Officials created a
complicated system based on places negotiated by brokers - some of
whom were the universities themselves - and schools. At a guess,
some schools bit off more than they could chew, judging by the fact
that some have returned a portion of the places originally
allocated to them. It also seems likely that the Government
accepted bids without evidence that the schools had the capacity to
cope with the numbers.
The Government has also
moved from the previous model, which was focused on targets, to a
looser one, based on allocations that effectively reduce the close
relationship be- tween training places and potential jobs. The
exception to this is the School Direct salaried route, where
schools are supposed to offer em- ployment at the end of training.
By adding the School Direct route to the mix of training
opportunities, the Government has endangered existing provision in
some subjects in the universities, including the church
While providing most initial
teacher training, the university sector has, traditionally, also
underpinned professional development through taught higher-degree
courses, and the research that is so important for creating
This area of their work has
also been weakened. Already, this summer, the University of Bath
has signalled its intention to end its involvement in teacher
education, and the University of Cumbria has made education staff
Along with their
competitors, the Cathedrals Group will be carefully watching the
new OFSTED framework for the inspection of teacher education that
came into force a year ago.
Although most courses so far
in- spected under the new arrangements have emerged with a "good"
grade, Liverpool Hope's primary course was judged to be in need of
improvement. But those church universities that received the top
grading from OFSTED under the former inspection framework will be
concerned to retain that status when the next inspection takes
This is especially the case
for those - Chester, Cumbria, Chichester, and Canterbury Christ
Church among them - that have shown considerable foresight by
supporting Schools Direct, since any downgrading might pose a
threat to the allocation of future places.
The advent of a new unified
admissions procedure for 2014 entry to postgraduate
teacher-training should make it easier for those responsible for
teacher supply to track the level of interest in teaching among
graduates - and, it is hoped, to take early action on any
shortfalls in recruitment.

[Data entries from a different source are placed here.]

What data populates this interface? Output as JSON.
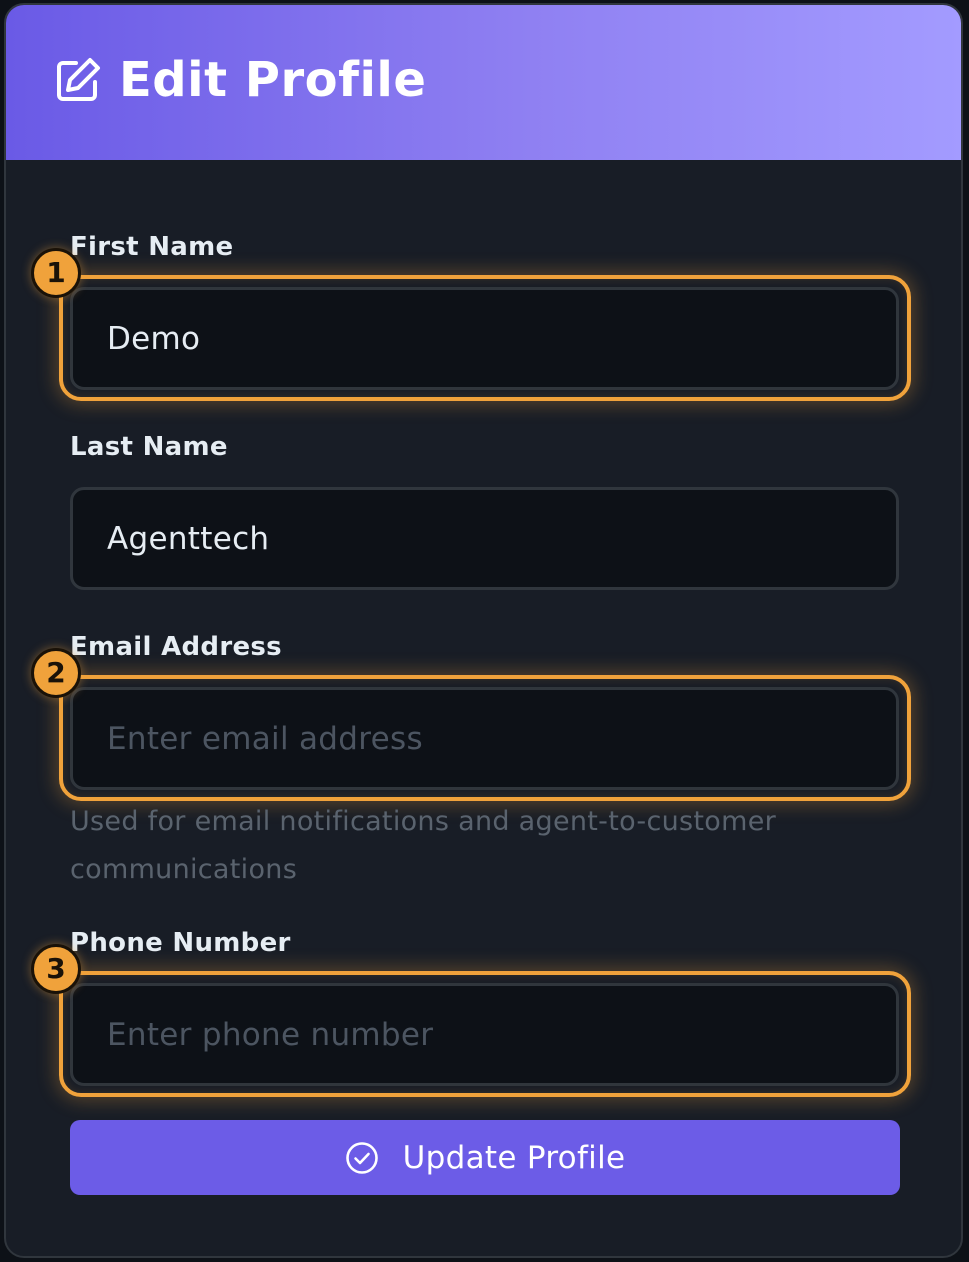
{
  "header": {
    "title": "Edit Profile",
    "icon": "edit-icon"
  },
  "form": {
    "first_name": {
      "label": "First Name",
      "value": "Demo",
      "placeholder": "",
      "badge": "1"
    },
    "last_name": {
      "label": "Last Name",
      "value": "Agenttech",
      "placeholder": ""
    },
    "email": {
      "label": "Email Address",
      "value": "",
      "placeholder": "Enter email address",
      "helper": "Used for email notifications and agent-to-customer communications",
      "badge": "2"
    },
    "phone": {
      "label": "Phone Number",
      "value": "",
      "placeholder": "Enter phone number",
      "badge": "3"
    },
    "submit": {
      "label": "Update Profile",
      "icon": "check-circle-icon"
    }
  },
  "colors": {
    "accent": "#6c5ce7",
    "highlight": "#f0a23b",
    "background": "#181d26",
    "input_background": "#0d1117"
  }
}
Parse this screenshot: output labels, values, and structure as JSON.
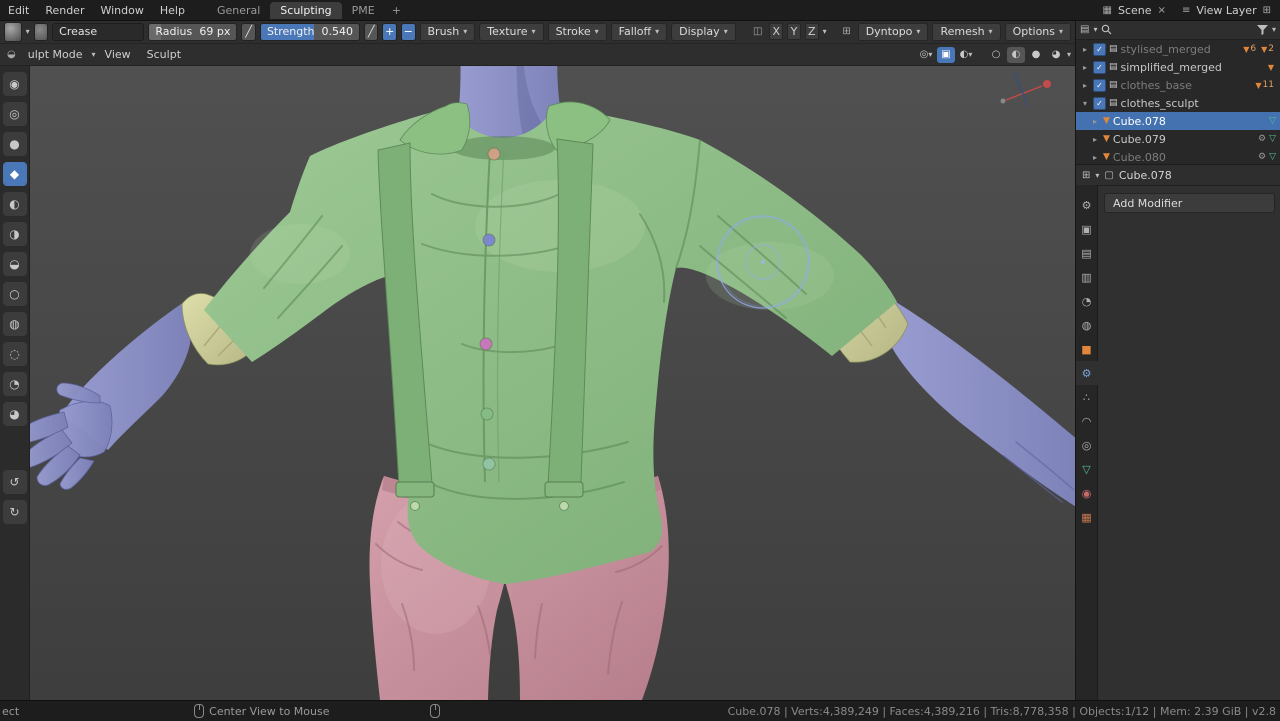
{
  "colors": {
    "accent": "#4a77b8",
    "selection": "#4472b0",
    "cursor": "#93a9f2",
    "skin": "#8d92c7",
    "shirt": "#8fbf88",
    "cuff": "#d6d79e",
    "pants": "#c9909c"
  },
  "icons": {
    "caret": "▾",
    "arrow_right": "▸",
    "arrow_down": "▾",
    "check": "✓",
    "close": "×",
    "collection": "▤",
    "mesh_orange": "▼",
    "mesh_data": "▽",
    "modifier_gear": "⚙",
    "scene": "▦",
    "view_layer": "≡",
    "copy": "⊞",
    "pressure": "╱",
    "mirror": "◫",
    "grid": "⊞",
    "eye": "◎",
    "overlay": "◐",
    "xray": "▣",
    "shade_wire": "○",
    "shade_solid": "◐",
    "shade_material": "●",
    "shade_rendered": "◕",
    "mode": "◒",
    "cube": "▢"
  },
  "topbar": {
    "menus": [
      "Edit",
      "Render",
      "Window",
      "Help"
    ],
    "workspaces": [
      "General",
      "Sculpting",
      "PME"
    ],
    "active_workspace": "Sculpting",
    "new_workspace_label": "+",
    "scene_label": "Scene",
    "view_layer_label": "View Layer"
  },
  "tool_header": {
    "brush_name": "Crease",
    "radius_label": "Radius",
    "radius_value": "69 px",
    "strength_label": "Strength",
    "strength_value": "0.540",
    "plus_label": "+",
    "minus_label": "−",
    "panels": [
      "Brush",
      "Texture",
      "Stroke",
      "Falloff",
      "Display"
    ],
    "mirror_axes": [
      "X",
      "Y",
      "Z"
    ],
    "right_panels": [
      "Dyntopo",
      "Remesh",
      "Options"
    ]
  },
  "viewport_header": {
    "mode_label": "ulpt Mode",
    "menus": [
      "View",
      "Sculpt"
    ]
  },
  "left_toolbar": {
    "tools": [
      {
        "name": "draw",
        "glyph": "◉"
      },
      {
        "name": "draw-sharp",
        "glyph": "◎"
      },
      {
        "name": "clay",
        "glyph": "●"
      },
      {
        "name": "crease",
        "glyph": "◆",
        "active": true
      },
      {
        "name": "clay-strips",
        "glyph": "◐"
      },
      {
        "name": "inflate",
        "glyph": "◑"
      },
      {
        "name": "blob",
        "glyph": "◒"
      },
      {
        "name": "smooth",
        "glyph": "○"
      },
      {
        "name": "flatten",
        "glyph": "◍"
      },
      {
        "name": "scrape",
        "glyph": "◌"
      },
      {
        "name": "pinch",
        "glyph": "◔"
      },
      {
        "name": "grab",
        "glyph": "◕"
      },
      {
        "name": "annotate",
        "glyph": "↺"
      },
      {
        "name": "measure",
        "glyph": "↻"
      }
    ]
  },
  "outliner": {
    "rows": [
      {
        "name": "stylised_merged"
      },
      {
        "name": "simplified_merged"
      },
      {
        "name": "clothes_base"
      },
      {
        "name": "clothes_sculpt"
      },
      {
        "name": "Cube.078"
      },
      {
        "name": "Cube.079"
      },
      {
        "name": "Cube.080"
      }
    ],
    "badges": {
      "stylised_merged": [
        "6",
        "2"
      ],
      "clothes_base": [
        "11"
      ]
    }
  },
  "properties": {
    "breadcrumb": "Cube.078",
    "add_modifier_label": "Add Modifier",
    "tabs": [
      {
        "name": "tool",
        "glyph": "⚙"
      },
      {
        "name": "render",
        "glyph": "▣"
      },
      {
        "name": "output",
        "glyph": "▤"
      },
      {
        "name": "view-layer",
        "glyph": "▥"
      },
      {
        "name": "scene",
        "glyph": "◔"
      },
      {
        "name": "world",
        "glyph": "◍"
      },
      {
        "name": "object",
        "glyph": "■"
      },
      {
        "name": "modifiers",
        "glyph": "⚙",
        "active": true
      },
      {
        "name": "particles",
        "glyph": "∴"
      },
      {
        "name": "physics",
        "glyph": "◠"
      },
      {
        "name": "constraints",
        "glyph": "◎"
      },
      {
        "name": "object-data",
        "glyph": "▽"
      },
      {
        "name": "material",
        "glyph": "◉"
      },
      {
        "name": "texture",
        "glyph": "▦"
      }
    ]
  },
  "statusbar": {
    "left_label": "ect",
    "center_label": "Center View to Mouse",
    "stats": "Cube.078 | Verts:4,389,249 | Faces:4,389,216 | Tris:8,778,358 | Objects:1/12 | Mem: 2.39 GiB | v2.8"
  }
}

This is important because
the sharp rise in the birth-rate during the past decade shows
little sign of slowing down, and is putting pressure on school

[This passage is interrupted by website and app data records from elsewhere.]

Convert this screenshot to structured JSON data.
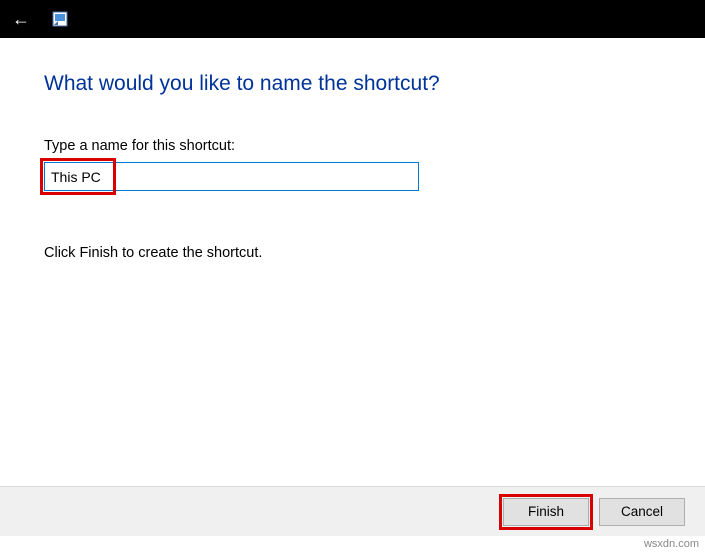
{
  "wizard": {
    "heading": "What would you like to name the shortcut?",
    "label": "Type a name for this shortcut:",
    "input_value": "This PC",
    "instruction": "Click Finish to create the shortcut."
  },
  "buttons": {
    "finish": "Finish",
    "cancel": "Cancel"
  },
  "watermark": "wsxdn.com"
}
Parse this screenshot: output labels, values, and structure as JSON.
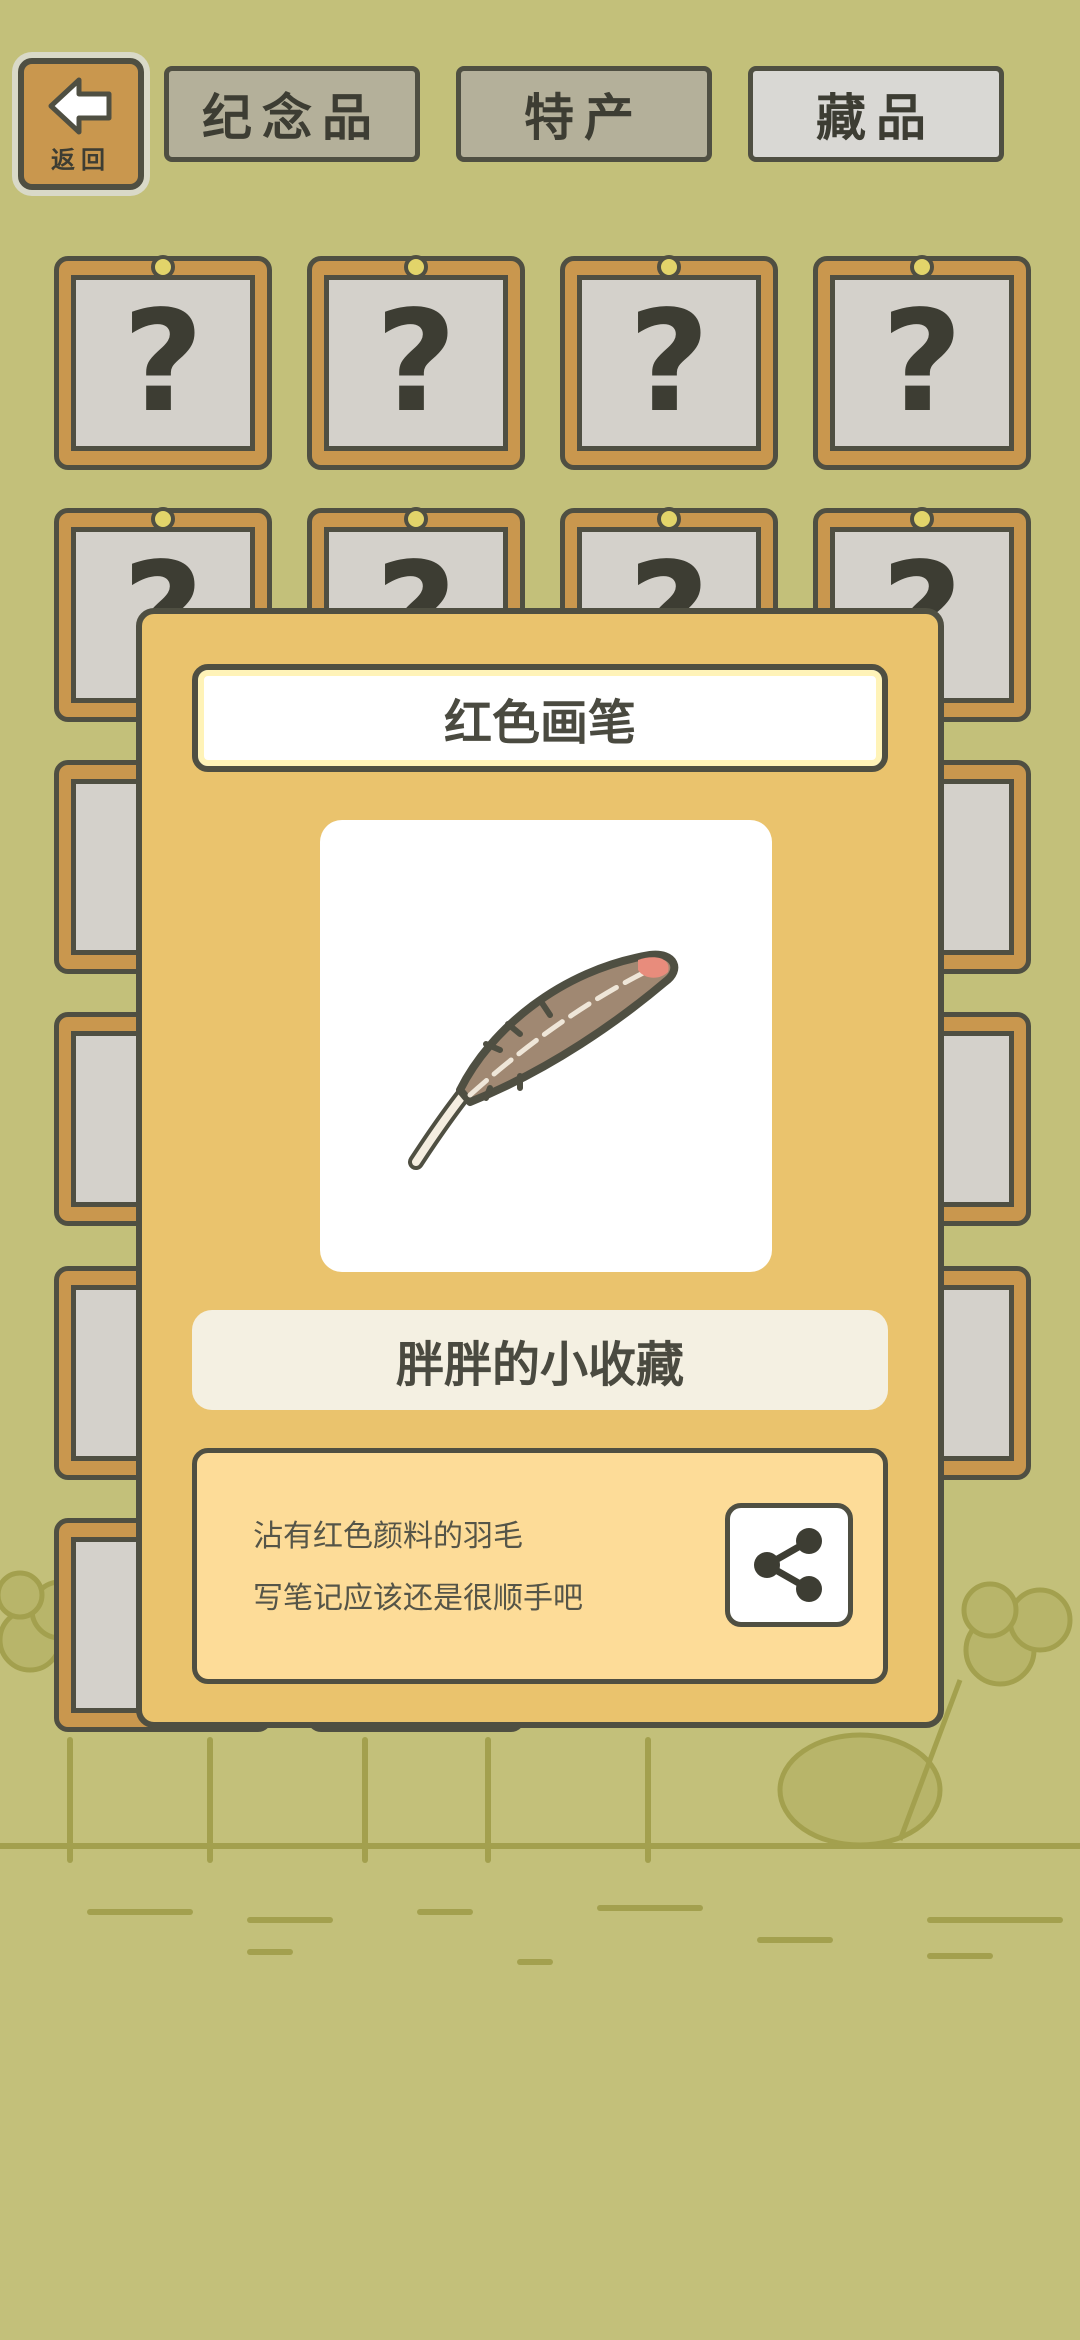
{
  "header": {
    "back_label": "返回",
    "tabs": [
      {
        "label": "纪念品",
        "active": false
      },
      {
        "label": "特产",
        "active": false
      },
      {
        "label": "藏品",
        "active": true
      }
    ]
  },
  "grid": {
    "locked_symbol": "?"
  },
  "modal": {
    "title": "红色画笔",
    "item_icon": "red-tipped-feather",
    "category": "胖胖的小收藏",
    "description": [
      "沾有红色颜料的羽毛",
      "写笔记应该还是很顺手吧"
    ],
    "share_icon": "share-icon"
  },
  "colors": {
    "background": "#c3c07a",
    "card_frame": "#c9974e",
    "modal_bg": "#eac36d",
    "outline": "#4f4f42"
  }
}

places, especially in London, but also in other highly populated
areas of the country.
So, the demand for primary
teachers will increase for much of the next decade. Because so many
primary schools are church schools, there are important
consequences for teacher-training numbers in church
Moreover, beyond 2015 the
bulge will move into secondary schools, with the consequent demand
for more secondary-school teachers. In the short term, the raising
of the leaving age to 17 this September, and to 18 for those
entering the sixth form in 2014 also ups the demand for
As yet there are no signs of
a return to the teacher-supply crisis which faced schools a decade
ago. Current allocations probably exceed the likely demand for
secondary teachers in 2014, but careful monitoring of the situation
is essential if shortages are to be averted, especially in London
and the south east where the range of alternative opportunities for
graduates is at its greatest.
As the undergraduate
teacher-training programmes decline, attracting candidates for
post-graduate courses becomes more important.
There are now virtually no
secondary subjects offered at under- graduate level, and the number
of primary places has dropped to about 6000. Fewer than a third of
primary teachers are now being trained through this route.
Despite this reduction, the
first day of Clearing showed a significant number of
primary-teacher training courses with unfilled places. It will be a
challenge for anyone entering through Clearing to complete the
Skills Test required before they start their course.
The past year has been a
challenging one for those involved in teacher training. They have
had to deal with the consequences of the move to a more
school-directed form of teacher education at the same time as
witnessing the first signs of a slowdown in recruitment in the key
science and technology areas. The next six months will be vital in
establishing whether, after several years of plenty, schools may be
moving towards a period of teacher scarcity.
If shortages do emerge, it
is to be hoped that action is taken faster than the last time a
teacher-supply crisis was allowed to develop, a decade ago.
Professor John Howson is managing director of
DataforEducation.info, and Senior Research Fellow in the Department
for Education at the University of Oxford.